Ph.D., Nutritional Biology, University of California, Davis
Dr. Piccolo did postdoctoral fellowships in Bioinformatics at the West Coast Metabolomics Center and the USDA-ARS Western Human Nutrition Research Center at the University of California, Davis. He joined ACNC in 2015 and is now the Associate Director of the Biostatistics and Data Innovation Team. Outside of his work, Dr. Piccolo likes to cook and travel with his wife and enjoys racquetball and biking.
Dr. Piccolo’s research focuses on the interaction between diet, the gut microbiota, and host energy metabolism. Our research projects utilize preclinical models to understand how host related factors influence the composition and function of the gut microbiota. Further interests revolve around how complementary foods can be leveraged to optimize the development of the gastrointestinal tract during the introduction to solid food. The Piccolo laboratory also assists ACNC and other non-ACNC scientists with data analysis for metabolomics, microbial sequencing data, and various other high-throughput technologies. Multivariate approaches, including prediction modeling, network analysis, and non-supervised approaches are our key strengths. Our lab also leverages Shiny for data workflow solutions and interactive data visualization.
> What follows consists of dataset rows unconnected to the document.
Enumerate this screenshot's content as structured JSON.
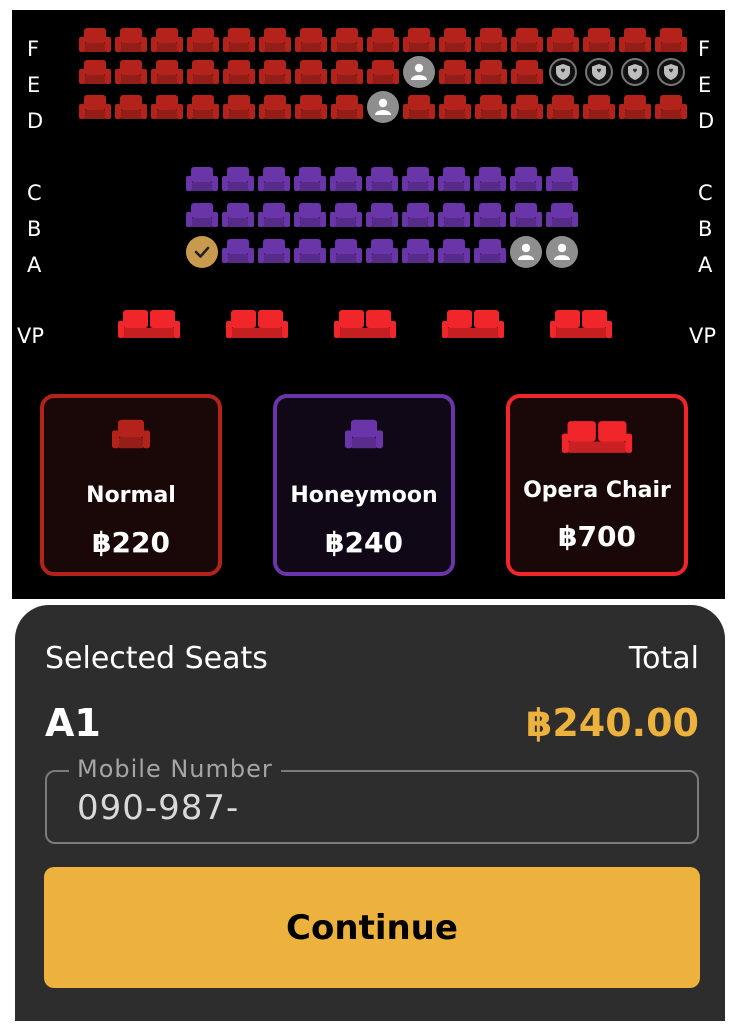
{
  "colors": {
    "normal_seat": "#b3231c",
    "honeymoon_seat": "#6a35a8",
    "opera_seat": "#f0262a",
    "occupied": "#8e8e8e",
    "selected": "#c89a4e",
    "accent": "#ecb23d",
    "panel": "#2d2d2d"
  },
  "seat_map": {
    "row_labels": {
      "F": "F",
      "E": "E",
      "D": "D",
      "C": "C",
      "B": "B",
      "A": "A",
      "VP": "VP"
    },
    "rows": {
      "F": [
        "n",
        "n",
        "n",
        "n",
        "n",
        "n",
        "n",
        "n",
        "n",
        "n",
        "n",
        "n",
        "n",
        "n",
        "n",
        "n",
        "n"
      ],
      "E": [
        "n",
        "n",
        "n",
        "n",
        "n",
        "n",
        "n",
        "n",
        "n",
        "occupied",
        "n",
        "n",
        "n",
        "reserved",
        "reserved",
        "reserved",
        "reserved"
      ],
      "D": [
        "n",
        "n",
        "n",
        "n",
        "n",
        "n",
        "n",
        "n",
        "occupied",
        "n",
        "n",
        "n",
        "n",
        "n",
        "n",
        "n",
        "n"
      ],
      "C": [
        "h",
        "h",
        "h",
        "h",
        "h",
        "h",
        "h",
        "h",
        "h",
        "h",
        "h"
      ],
      "B": [
        "h",
        "h",
        "h",
        "h",
        "h",
        "h",
        "h",
        "h",
        "h",
        "h",
        "h"
      ],
      "A": [
        "selected",
        "h",
        "h",
        "h",
        "h",
        "h",
        "h",
        "h",
        "h",
        "occupied",
        "occupied"
      ],
      "VP": [
        "opera",
        "opera",
        "opera",
        "opera",
        "opera"
      ]
    }
  },
  "legend": [
    {
      "name": "Normal",
      "price": "฿220",
      "color": "#b3231c",
      "icon": "normal-seat-icon"
    },
    {
      "name": "Honeymoon",
      "price": "฿240",
      "color": "#6a35a8",
      "icon": "honeymoon-seat-icon"
    },
    {
      "name": "Opera Chair",
      "price": "฿700",
      "color": "#f0262a",
      "icon": "opera-seat-icon"
    }
  ],
  "summary": {
    "selected_label": "Selected Seats",
    "selected_value": "A1",
    "total_label": "Total",
    "total_value": "฿240.00"
  },
  "mobile": {
    "label": "Mobile Number",
    "value": "090-987-"
  },
  "continue_label": "Continue"
}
Current projects focus on the gut microbiome, which has been implicated as a potential regulator of host energy regulation, but the mechanisms in which it influences host metabolism is not well understood. Furthermore, most of our understanding is uni-directional (i.e., microbial signals to host) and very little is known about host-mediated signals that alter the ecology of the gut microbiome. We are using several models to better understand microbial and host crosstalk in order to optimize the metabolic influence of the gut microbiome through diet and exercise. Ongoing studies include identifying specific bacteria and metabolites that discriminate the progression of type-2-diabetes in the UC-Davis Type-2-Diabetes Mellitus Rat Model and identifying whether the gut microbiome and metabolome is modified by early exercise in post-weaned mice.